• [PROBLEM DETAILS]
Each entry below should be given again exactly; the pictures stay out.

• [EXCERPTED RECORDS]
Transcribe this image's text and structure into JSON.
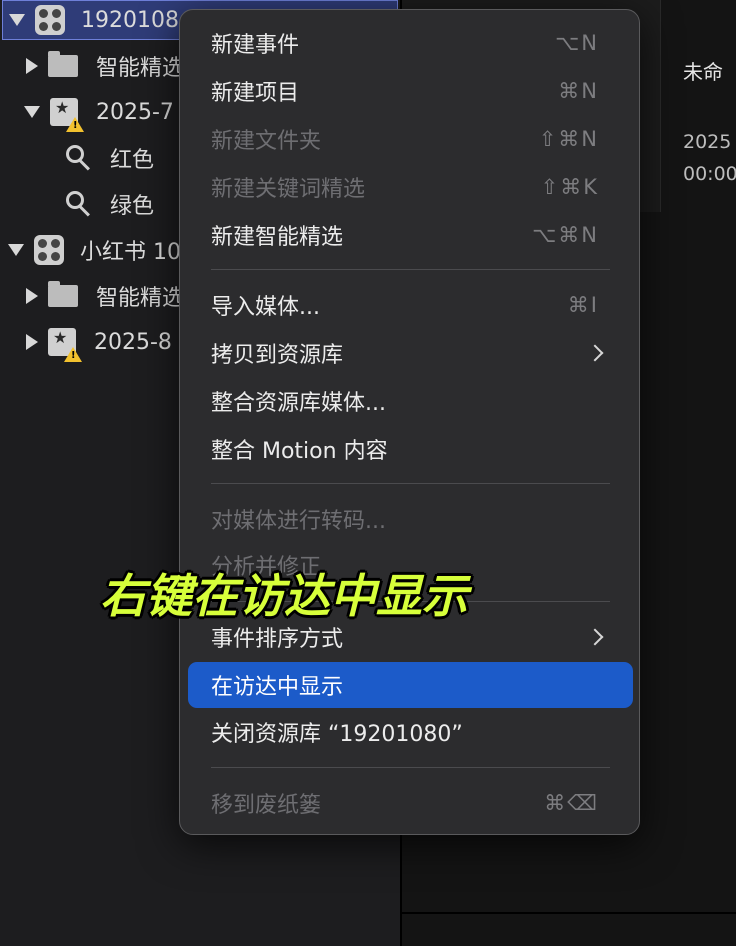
{
  "sidebar": {
    "rows": [
      {
        "label": "1920108",
        "kind": "library"
      },
      {
        "label": "智能精选",
        "kind": "folder"
      },
      {
        "label": "2025-7",
        "kind": "event"
      },
      {
        "label": "红色",
        "kind": "keyword"
      },
      {
        "label": "绿色",
        "kind": "keyword"
      },
      {
        "label": "小红书 10",
        "kind": "library"
      },
      {
        "label": "智能精选",
        "kind": "folder"
      },
      {
        "label": "2025-8",
        "kind": "event"
      }
    ]
  },
  "browser": {
    "clip_title": "未命",
    "clip_date": "2025",
    "clip_time": "00:00"
  },
  "menu": {
    "items": [
      {
        "label": "新建事件",
        "shortcut": "⌥N",
        "enabled": true
      },
      {
        "label": "新建项目",
        "shortcut": "⌘N",
        "enabled": true
      },
      {
        "label": "新建文件夹",
        "shortcut": "⇧⌘N",
        "enabled": false
      },
      {
        "label": "新建关键词精选",
        "shortcut": "⇧⌘K",
        "enabled": false
      },
      {
        "label": "新建智能精选",
        "shortcut": "⌥⌘N",
        "enabled": true
      },
      {
        "label": "导入媒体...",
        "shortcut": "⌘I",
        "enabled": true
      },
      {
        "label": "拷贝到资源库",
        "shortcut": "",
        "enabled": true,
        "submenu": true
      },
      {
        "label": "整合资源库媒体...",
        "shortcut": "",
        "enabled": true
      },
      {
        "label": "整合 Motion 内容",
        "shortcut": "",
        "enabled": true
      },
      {
        "label": "对媒体进行转码...",
        "shortcut": "",
        "enabled": false
      },
      {
        "label": "分析并修正",
        "shortcut": "",
        "enabled": false
      },
      {
        "label": "事件排序方式",
        "shortcut": "",
        "enabled": true,
        "submenu": true
      },
      {
        "label": "在访达中显示",
        "shortcut": "",
        "enabled": true,
        "highlighted": true
      },
      {
        "label": "关闭资源库 “19201080”",
        "shortcut": "",
        "enabled": true
      },
      {
        "label": "移到废纸篓",
        "shortcut": "⌘⌫",
        "enabled": false
      }
    ]
  },
  "caption": "右键在访达中显示",
  "colors": {
    "menu_bg": "#2c2c2e",
    "highlight": "#1c5bc9",
    "caption": "#d7ff3a",
    "sidebar_selection": "#2f3c78"
  }
}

• [SOLUTION FOR THIS PROBLEM]
Transcribe this image's text and structure into JSON.
{
  "sidebar": {
    "rows": [
      {
        "label": "1920108",
        "kind": "library"
      },
      {
        "label": "智能精选",
        "kind": "folder"
      },
      {
        "label": "2025-7",
        "kind": "event"
      },
      {
        "label": "红色",
        "kind": "keyword"
      },
      {
        "label": "绿色",
        "kind": "keyword"
      },
      {
        "label": "小红书 10",
        "kind": "library"
      },
      {
        "label": "智能精选",
        "kind": "folder"
      },
      {
        "label": "2025-8",
        "kind": "event"
      }
    ]
  },
  "browser": {
    "clip_title": "未命",
    "clip_date": "2025",
    "clip_time": "00:00"
  },
  "menu": {
    "items": [
      {
        "label": "新建事件",
        "shortcut": "⌥N",
        "enabled": true
      },
      {
        "label": "新建项目",
        "shortcut": "⌘N",
        "enabled": true
      },
      {
        "label": "新建文件夹",
        "shortcut": "⇧⌘N",
        "enabled": false
      },
      {
        "label": "新建关键词精选",
        "shortcut": "⇧⌘K",
        "enabled": false
      },
      {
        "label": "新建智能精选",
        "shortcut": "⌥⌘N",
        "enabled": true
      },
      {
        "label": "导入媒体...",
        "shortcut": "⌘I",
        "enabled": true
      },
      {
        "label": "拷贝到资源库",
        "shortcut": "",
        "enabled": true,
        "submenu": true
      },
      {
        "label": "整合资源库媒体...",
        "shortcut": "",
        "enabled": true
      },
      {
        "label": "整合 Motion 内容",
        "shortcut": "",
        "enabled": true
      },
      {
        "label": "对媒体进行转码...",
        "shortcut": "",
        "enabled": false
      },
      {
        "label": "分析并修正",
        "shortcut": "",
        "enabled": false
      },
      {
        "label": "事件排序方式",
        "shortcut": "",
        "enabled": true,
        "submenu": true
      },
      {
        "label": "在访达中显示",
        "shortcut": "",
        "enabled": true,
        "highlighted": true
      },
      {
        "label": "关闭资源库 “19201080”",
        "shortcut": "",
        "enabled": true
      },
      {
        "label": "移到废纸篓",
        "shortcut": "⌘⌫",
        "enabled": false
      }
    ]
  },
  "caption": "右键在访达中显示",
  "colors": {
    "menu_bg": "#2c2c2e",
    "highlight": "#1c5bc9",
    "caption": "#d7ff3a",
    "sidebar_selection": "#2f3c78"
  }
}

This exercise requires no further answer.